Introduced in House (10/07/1993)
Fair Trade in Financial Services Act of 1993 - Amends the International Banking Act of 1978 to direct the Secretary of the Treasury (the Secretary) to: (1) identify the extent to which a foreign country denies national treatment to U.S. banking and securities organizations; and (2) determine whether such denial has a significant adverse effect upon them.
Authorizes the Secretary to publish the determinations of adverse effect in the Federal Register. Authorizes Federal banking agencies and the Securities and Exchange Commission (SEC), upon concurrence and/or recommendation of the Secretary, to deny applications filed by entities of such identified countries. Prohibits a financial services organization of such a country from commencing any line of business in the United States in which, as of the Secretary's publication date, it was not engaged, or conduct business from any location at which the organization did not conduct business as of that date. Requires securities organizations from those countries to notify the SEC and gain its approval before acquiring control of any registered domestic securities organization. Prescribes guidelines for the Secretary to initiate negotiations with foreign countries that deny national treatment for U.S. banking and securities organizations. Requires the Secretary to submit a biennial status report to the Congress.
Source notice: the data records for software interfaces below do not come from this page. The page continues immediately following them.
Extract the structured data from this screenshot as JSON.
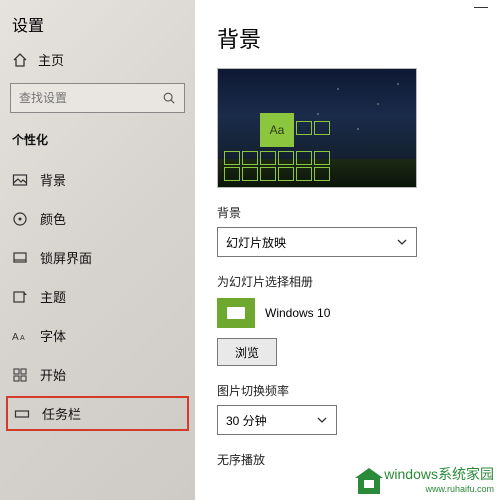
{
  "window": {
    "app_label": "设置"
  },
  "sidebar": {
    "home": "主页",
    "search_placeholder": "查找设置",
    "section": "个性化",
    "items": [
      {
        "label": "背景"
      },
      {
        "label": "颜色"
      },
      {
        "label": "锁屏界面"
      },
      {
        "label": "主题"
      },
      {
        "label": "字体"
      },
      {
        "label": "开始"
      },
      {
        "label": "任务栏"
      }
    ]
  },
  "main": {
    "title": "背景",
    "preview_tile_text": "Aa",
    "bg_label": "背景",
    "bg_value": "幻灯片放映",
    "album_label": "为幻灯片选择相册",
    "album_name": "Windows 10",
    "browse": "浏览",
    "interval_label": "图片切换频率",
    "interval_value": "30 分钟",
    "shuffle_label": "无序播放"
  },
  "watermark": {
    "brand": "windows系统家园",
    "url": "www.ruhaifu.com"
  }
}
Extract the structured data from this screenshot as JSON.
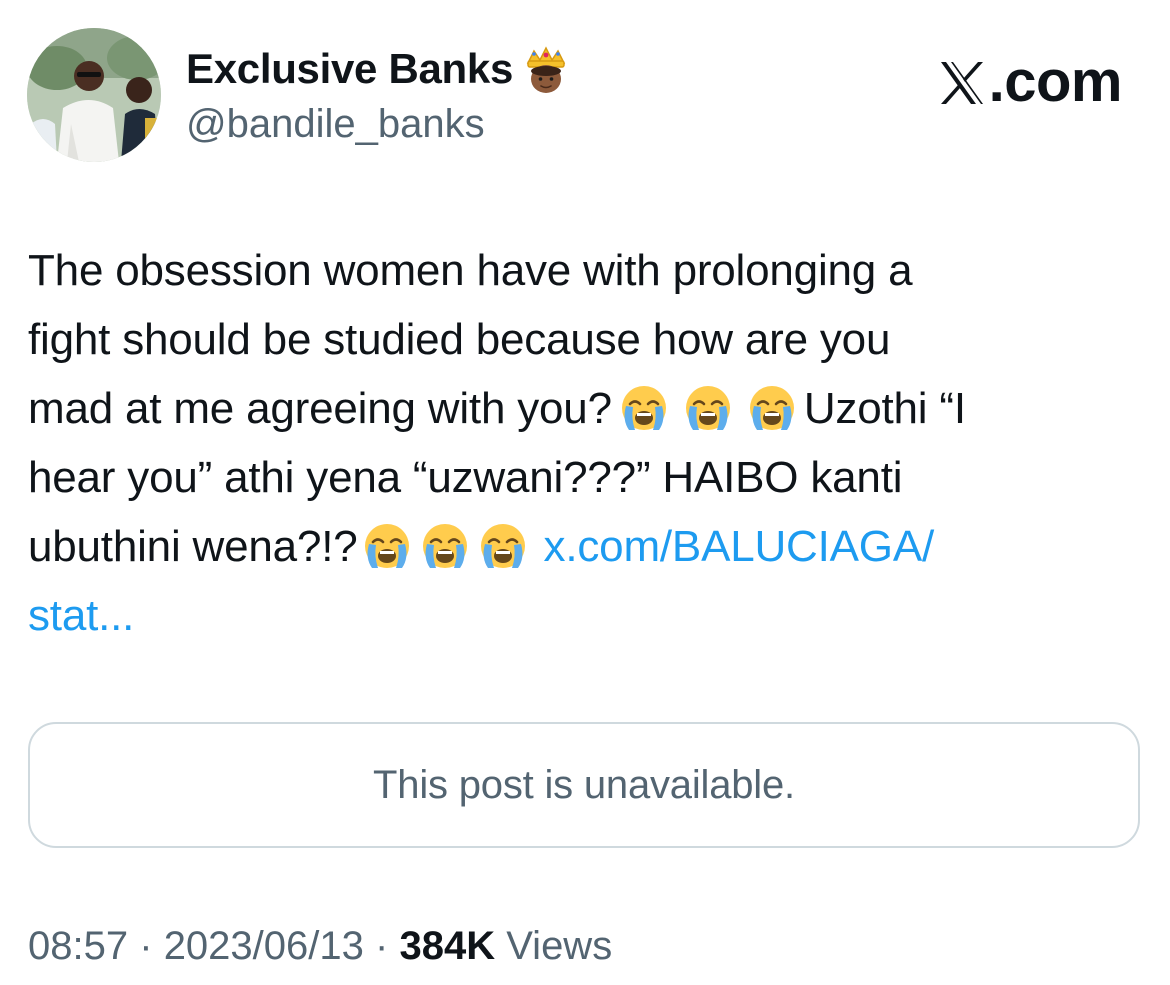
{
  "author": {
    "display_name": "Exclusive Banks",
    "handle": "@bandile_banks",
    "badge_icon": "crown-emoji-icon",
    "avatar_icon": "profile-photo"
  },
  "site": {
    "logo_text": ".com",
    "logo_icon": "x-logo-icon"
  },
  "tweet": {
    "line1": "The obsession women have with prolonging a",
    "line2": "fight should be studied because how are you",
    "line3_a": "mad at me agreeing with you?",
    "line3_b": "Uzothi “I",
    "line4": "hear you” athi yena “uzwani???” HAIBO kanti",
    "line5_a": "ubuthini wena?!?",
    "link_part1": "x.com/BALUCIAGA/",
    "link_part2": "stat...",
    "emoji_icon": "loudly-crying-face-emoji"
  },
  "quote_card": {
    "message": "This post is unavailable."
  },
  "meta": {
    "time": "08:57",
    "separator": "·",
    "date": "2023/06/13",
    "views_count": "384K",
    "views_label": "Views"
  },
  "colors": {
    "text": "#0f1419",
    "secondary": "#536471",
    "link": "#1d9bf0",
    "border": "#cfd9de"
  }
}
Amends the Omnibus Trade and Competitiveness Act of 1988 to direct the Secretary to investigate and report to the President and the Congress on: (1) the extent of the interdependence of U.S. financial services sectors and certain foreign countries; and (2) the economic and strategic consequences of that interdependence for the United States.